Mulled wine may be the ultimate party drink. It perfumes your home and entices your visitors as they enter. It gets them to participate (they have to choose what to put in their glasses before they ladle in the hot wine) and it is not so alcohol heavy (especially after it has been simmering for awhile) that people get reeling drunk quickly, as with shots or hard liquor offerings. You could make a mulled cider the same way without the brandy to offer a non-alcoholic version but to get everyone in the holiday spirit, we serve spiced wine.

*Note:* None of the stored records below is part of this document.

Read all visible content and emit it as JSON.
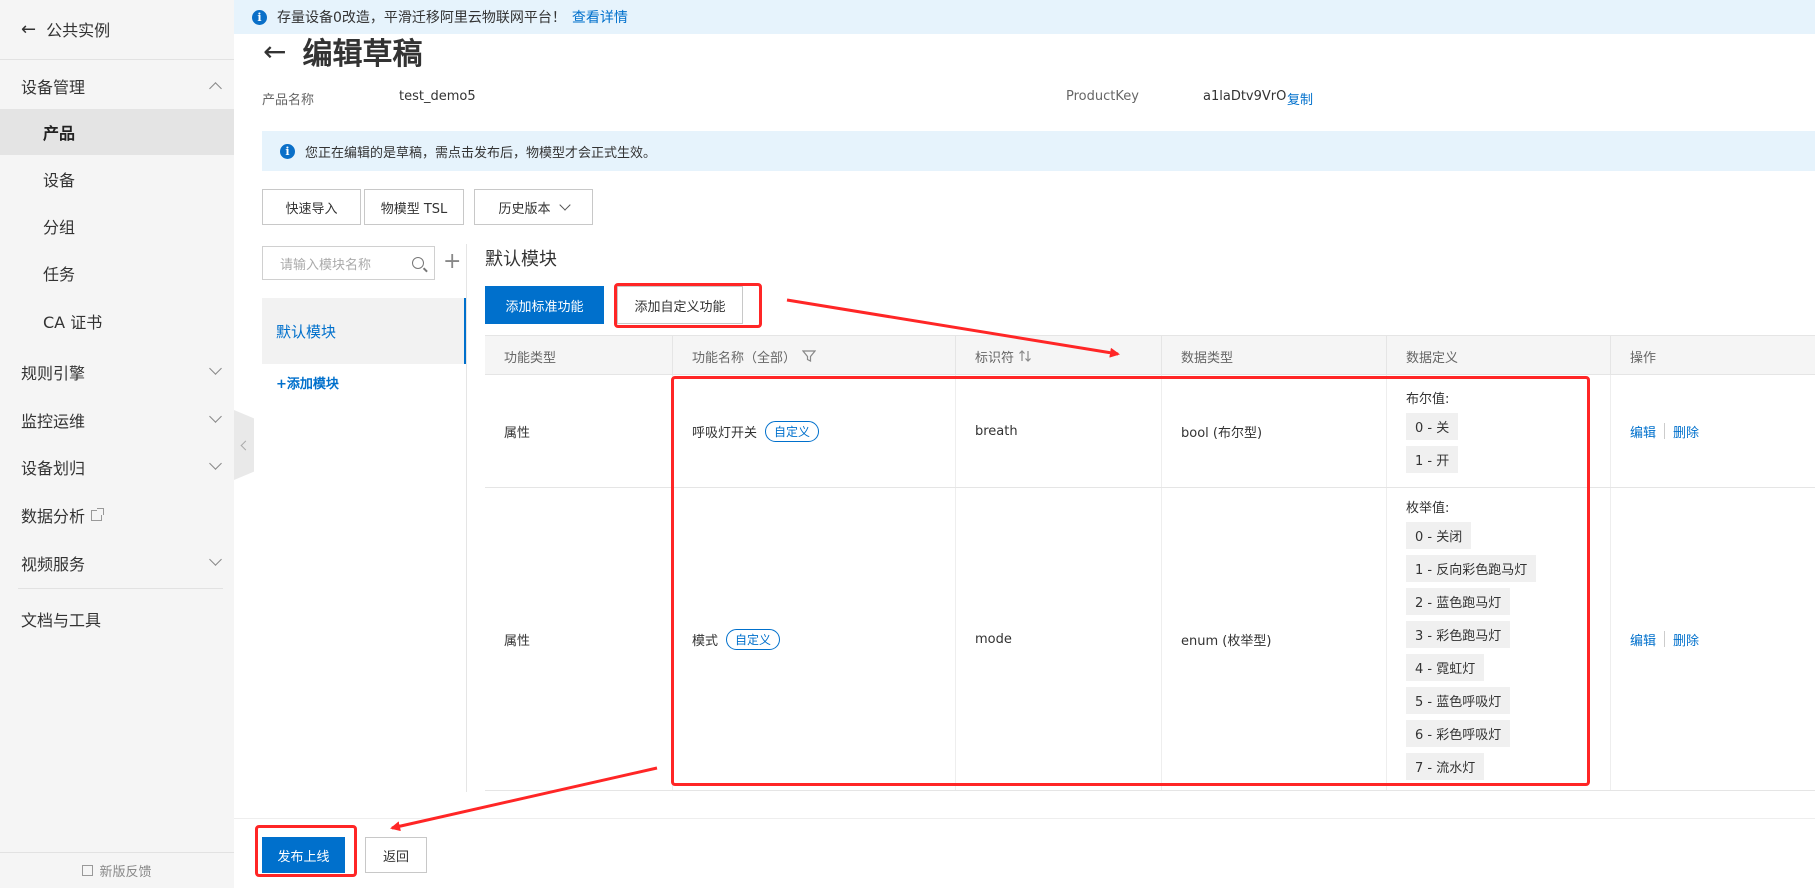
{
  "sidebar": {
    "back_label": "公共实例",
    "device_mgmt": "设备管理",
    "items": [
      "产品",
      "设备",
      "分组",
      "任务",
      "CA 证书"
    ],
    "groups": [
      "规则引擎",
      "监控运维",
      "设备划归"
    ],
    "data_analysis": "数据分析",
    "video": "视频服务",
    "docs": "文档与工具",
    "feedback": "新版反馈"
  },
  "topbar": {
    "text": "存量设备0改造，平滑迁移阿里云物联网平台！",
    "link": "查看详情"
  },
  "page": {
    "title": "编辑草稿",
    "product_name_label": "产品名称",
    "product_name": "test_demo5",
    "product_key_label": "ProductKey",
    "product_key": "a1laDtv9VrO",
    "copy": "复制",
    "notice": "您正在编辑的是草稿，需点击发布后，物模型才会正式生效。"
  },
  "toolbar": {
    "quick_import": "快速导入",
    "tsl": "物模型 TSL",
    "history": "历史版本"
  },
  "modules": {
    "search_placeholder": "请输入模块名称",
    "default": "默认模块",
    "add": "+添加模块"
  },
  "main": {
    "module_title": "默认模块",
    "add_standard": "添加标准功能",
    "add_custom": "添加自定义功能"
  },
  "table": {
    "headers": [
      "功能类型",
      "功能名称（全部）",
      "标识符",
      "数据类型",
      "数据定义",
      "操作"
    ],
    "rows": [
      {
        "type": "属性",
        "name": "呼吸灯开关",
        "badge": "自定义",
        "identifier": "breath",
        "data_type": "bool (布尔型)",
        "def_label": "布尔值:",
        "defs": [
          "0 - 关",
          "1 - 开"
        ],
        "edit": "编辑",
        "delete": "删除"
      },
      {
        "type": "属性",
        "name": "模式",
        "badge": "自定义",
        "identifier": "mode",
        "data_type": "enum (枚举型)",
        "def_label": "枚举值:",
        "defs": [
          "0 - 关闭",
          "1 - 反向彩色跑马灯",
          "2 - 蓝色跑马灯",
          "3 - 彩色跑马灯",
          "4 - 霓虹灯",
          "5 - 蓝色呼吸灯",
          "6 - 彩色呼吸灯",
          "7 - 流水灯"
        ],
        "edit": "编辑",
        "delete": "删除"
      }
    ]
  },
  "footer": {
    "publish": "发布上线",
    "back": "返回"
  },
  "colors": {
    "accent": "#0070cc",
    "annotation": "#ff2626"
  }
}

Whatever you call it – glogg, gluhwein, vin chaud or mulled wine, it is basically wine mixed with spices and sugar and some citrus fruit and heated. The recipe is easy and the ingredients are not expensive. You can choose any reasonably priced red wine – yes, even gallon jug wine, like Gallo or Carlo Rossi burgundy, will do – this is not the time to pull out your best bottle! You want fruit-forward wine – Burgundy, Merlot, Tempranillo, Zinfandel, Primitivo, Shiraz or a red blend will all work. Simmering, never boiling, is key so you don’t turn your wine into vinegar. I’ve read of people using a slow cooker to hold their mulled wine at temperature (a hot plate or a rice cooker might work, too, but please – not if it is non-stick). Since we don’t have a slow cooker, I just keep it over a very low flame on the stove.

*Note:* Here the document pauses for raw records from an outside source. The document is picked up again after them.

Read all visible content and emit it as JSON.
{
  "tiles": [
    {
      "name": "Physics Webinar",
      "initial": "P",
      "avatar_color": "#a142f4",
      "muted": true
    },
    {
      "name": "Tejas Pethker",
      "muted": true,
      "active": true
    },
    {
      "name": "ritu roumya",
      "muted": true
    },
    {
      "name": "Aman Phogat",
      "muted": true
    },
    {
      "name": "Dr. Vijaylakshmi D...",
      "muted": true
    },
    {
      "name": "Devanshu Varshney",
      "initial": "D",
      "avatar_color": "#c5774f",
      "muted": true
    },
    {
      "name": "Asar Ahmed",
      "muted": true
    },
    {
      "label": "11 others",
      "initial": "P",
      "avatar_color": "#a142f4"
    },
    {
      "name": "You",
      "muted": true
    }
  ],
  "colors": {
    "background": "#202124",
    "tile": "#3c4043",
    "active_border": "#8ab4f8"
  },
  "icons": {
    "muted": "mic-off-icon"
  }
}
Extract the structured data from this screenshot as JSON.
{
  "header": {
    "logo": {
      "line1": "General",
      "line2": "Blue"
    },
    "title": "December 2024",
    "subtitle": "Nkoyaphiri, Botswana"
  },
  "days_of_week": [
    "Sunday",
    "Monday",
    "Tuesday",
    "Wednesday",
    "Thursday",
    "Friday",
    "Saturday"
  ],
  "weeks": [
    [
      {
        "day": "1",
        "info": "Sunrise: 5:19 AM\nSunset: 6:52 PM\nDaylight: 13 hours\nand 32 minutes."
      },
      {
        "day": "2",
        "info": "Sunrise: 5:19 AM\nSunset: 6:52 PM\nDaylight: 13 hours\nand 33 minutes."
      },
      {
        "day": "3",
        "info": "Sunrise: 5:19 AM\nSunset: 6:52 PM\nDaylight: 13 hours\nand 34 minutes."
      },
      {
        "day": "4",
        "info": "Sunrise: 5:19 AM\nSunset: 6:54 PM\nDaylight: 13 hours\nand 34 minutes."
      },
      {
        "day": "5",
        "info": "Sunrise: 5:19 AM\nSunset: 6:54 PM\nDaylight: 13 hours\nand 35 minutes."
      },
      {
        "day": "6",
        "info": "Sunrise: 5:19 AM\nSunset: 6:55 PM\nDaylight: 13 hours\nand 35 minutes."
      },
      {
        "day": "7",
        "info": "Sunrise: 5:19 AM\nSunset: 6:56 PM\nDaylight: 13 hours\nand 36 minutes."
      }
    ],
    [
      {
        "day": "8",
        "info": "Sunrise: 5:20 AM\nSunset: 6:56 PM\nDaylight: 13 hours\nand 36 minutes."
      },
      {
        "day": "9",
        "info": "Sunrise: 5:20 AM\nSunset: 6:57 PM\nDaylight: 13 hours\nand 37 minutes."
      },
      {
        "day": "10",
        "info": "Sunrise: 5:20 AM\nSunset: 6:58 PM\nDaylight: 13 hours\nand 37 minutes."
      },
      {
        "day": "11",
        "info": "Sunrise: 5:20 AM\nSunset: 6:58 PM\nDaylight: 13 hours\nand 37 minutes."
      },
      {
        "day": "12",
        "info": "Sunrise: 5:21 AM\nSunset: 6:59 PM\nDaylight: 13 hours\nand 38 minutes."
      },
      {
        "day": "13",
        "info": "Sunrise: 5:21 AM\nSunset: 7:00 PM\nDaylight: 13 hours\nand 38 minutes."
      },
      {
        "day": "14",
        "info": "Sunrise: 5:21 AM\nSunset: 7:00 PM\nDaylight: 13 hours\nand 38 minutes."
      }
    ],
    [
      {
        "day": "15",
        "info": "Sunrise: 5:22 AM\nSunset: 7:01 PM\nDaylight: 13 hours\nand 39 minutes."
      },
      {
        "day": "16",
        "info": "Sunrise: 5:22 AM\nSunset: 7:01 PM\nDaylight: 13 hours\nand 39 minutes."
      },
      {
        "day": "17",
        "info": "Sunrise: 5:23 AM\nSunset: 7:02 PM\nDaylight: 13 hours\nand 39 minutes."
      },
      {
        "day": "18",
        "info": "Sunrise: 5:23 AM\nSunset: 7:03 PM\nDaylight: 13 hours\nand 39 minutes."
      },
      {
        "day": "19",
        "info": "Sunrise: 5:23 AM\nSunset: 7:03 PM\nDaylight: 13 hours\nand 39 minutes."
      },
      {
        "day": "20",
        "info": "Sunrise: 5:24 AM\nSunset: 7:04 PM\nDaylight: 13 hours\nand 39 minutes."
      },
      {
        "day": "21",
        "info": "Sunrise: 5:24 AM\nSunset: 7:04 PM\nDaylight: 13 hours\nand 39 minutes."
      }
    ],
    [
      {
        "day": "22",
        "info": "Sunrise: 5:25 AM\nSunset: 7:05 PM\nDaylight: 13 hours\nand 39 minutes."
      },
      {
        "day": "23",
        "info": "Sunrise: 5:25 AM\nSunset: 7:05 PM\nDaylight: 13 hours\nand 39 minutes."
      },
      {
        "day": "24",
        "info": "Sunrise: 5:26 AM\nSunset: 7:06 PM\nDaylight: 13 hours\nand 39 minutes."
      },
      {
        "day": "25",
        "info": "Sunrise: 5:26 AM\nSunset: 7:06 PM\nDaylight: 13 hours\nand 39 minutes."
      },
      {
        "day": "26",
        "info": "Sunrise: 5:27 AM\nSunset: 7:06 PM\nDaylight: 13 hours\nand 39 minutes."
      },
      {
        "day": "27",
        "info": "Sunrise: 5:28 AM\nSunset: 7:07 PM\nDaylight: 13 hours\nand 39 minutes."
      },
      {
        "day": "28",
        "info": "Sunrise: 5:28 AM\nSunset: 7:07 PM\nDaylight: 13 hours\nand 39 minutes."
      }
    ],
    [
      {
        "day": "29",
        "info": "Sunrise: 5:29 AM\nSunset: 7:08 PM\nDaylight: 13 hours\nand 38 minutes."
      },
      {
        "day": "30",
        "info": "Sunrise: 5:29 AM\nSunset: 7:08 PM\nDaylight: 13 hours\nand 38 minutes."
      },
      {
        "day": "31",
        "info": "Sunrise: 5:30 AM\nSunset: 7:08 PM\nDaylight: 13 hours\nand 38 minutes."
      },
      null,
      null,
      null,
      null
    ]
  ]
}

Set out bowls of sliced oranges, blanched slivered almonds, cinnamon sticks, raisins and chopped dried apples, apricots, pineapple or crystallized ginger (or whatever add-in you like). We use ceramic mugs but paper hot cups will work fine. This recipe was shared with me by my friend and mentor, the wonderful potter and teacher James Makins, who used to serve it at his holiday sales. Not only did it make his loft smell great but it relaxed people, got them mingling and, perhaps, encouraged sales – win win. Jim said he first drank glogg in Finland in 1970, on a trip with Byron Temple, and then got a recipe for it from his dorm mother, Signe Carlestrom, at Cranbrook. Now he makes it from an amalgam of online posts and his memory. His tip was to make it in advance so it can steep, even up to a year ahead, refrigerated, of course. Jim’s recipe called for 3 gallons of Burgundy but I have reduced the recipe to accommodate the current 1.5 liter bottles and 3 liter jugs of Hearty Burgundy available and it has always been sufficient. Try it at your next winter gathering and see if it doesn’t warm up the crowd!
Simmer until fragrant:
- 3 liters burgundy (or similar) wine
- 1 cup orange juice
- 2 sliced oranges
- 1 cup sugar
- Handful of cinnamon sticks
- Handful of whole cloves
- Handful of cardamom seeds
When ready to serve, add 1-2 cups brandy (or something similar like Grand Marnier, Cognac or Cointreau) and keep warm over a low heat.
Serve with raisins, blanched almonds and your choice of add-ins.
Makes 20+ servings